Abstract : A 25-kDa murine lysophospholipase (LysoPLA I) has been cloned and expressed, and Ser-119 has been shown to be essential for the enzyme activity (Wang, A., Deems, R. A., and Dennis, E. A. (1997) J. Biol. Chem. 272, 12723-12729). In the present study, we show that LysoPLA I represents a new member of the serine hydrolase family with Ser-119, Asp-174, and His-208 composing the catalytic triad. The Asp-174 and His-208 are conserved among several esterases and are demonstrated herein to be essential for LysoPLA I activity as the mutation of either residue to Ala abolished LysoPLA I activity, whereas the global conformation of the mutants remained unchanged. Furthermore, the predicted secondary structure of LysoPLA I resembles that of the alpha/beta-hydrolase fold, with Ser-119, Asp-174, and His-208 occupying the conserved topological location of the catalytic triad in the alpha/beta-hydrolases. Structural modeling of LysoPLA I also indicates that the above three residues orient in such a manner that they would comprise a charge-relay network necessary for catalysis. In addition, the regiospecificity of LysoPLA I was studied using 31P NMR, and the result shows that LysoPLA I has similar LysoPLA1 and LysoPLA2 activity. This finding suggests that LysoPLA I may play an important role in removing lysophospholipids produced by both phospholipase A1 and A2 in vivo.
ESTHER : Wang_1997_J.Biol.Chem_272_22030

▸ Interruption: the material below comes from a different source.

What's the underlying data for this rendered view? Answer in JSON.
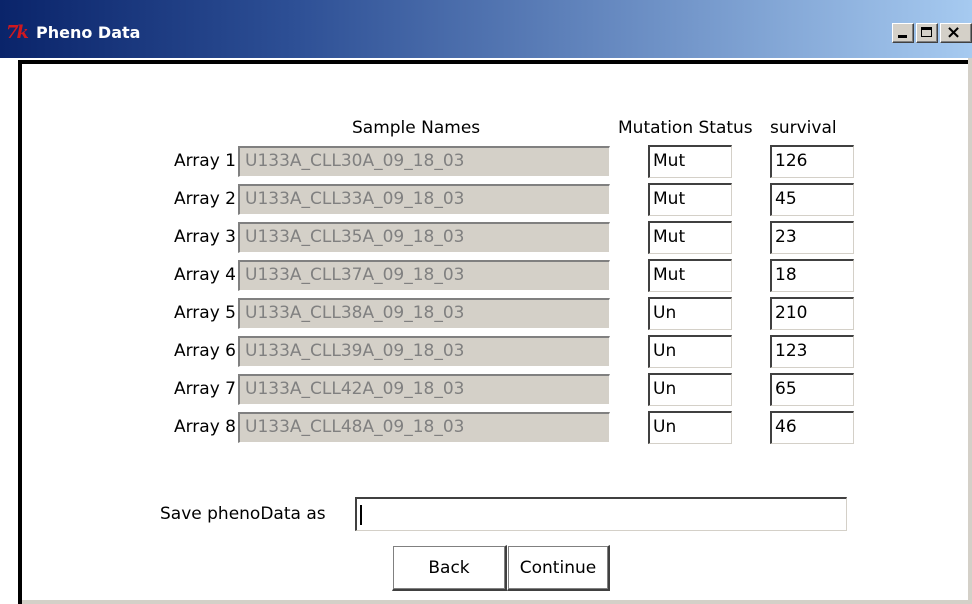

PubMedSearch : Wang_1997_J.Biol.Chem_272_22030
PubMedID: 9268342
Gene_locus related to this paper: mouse-lypla1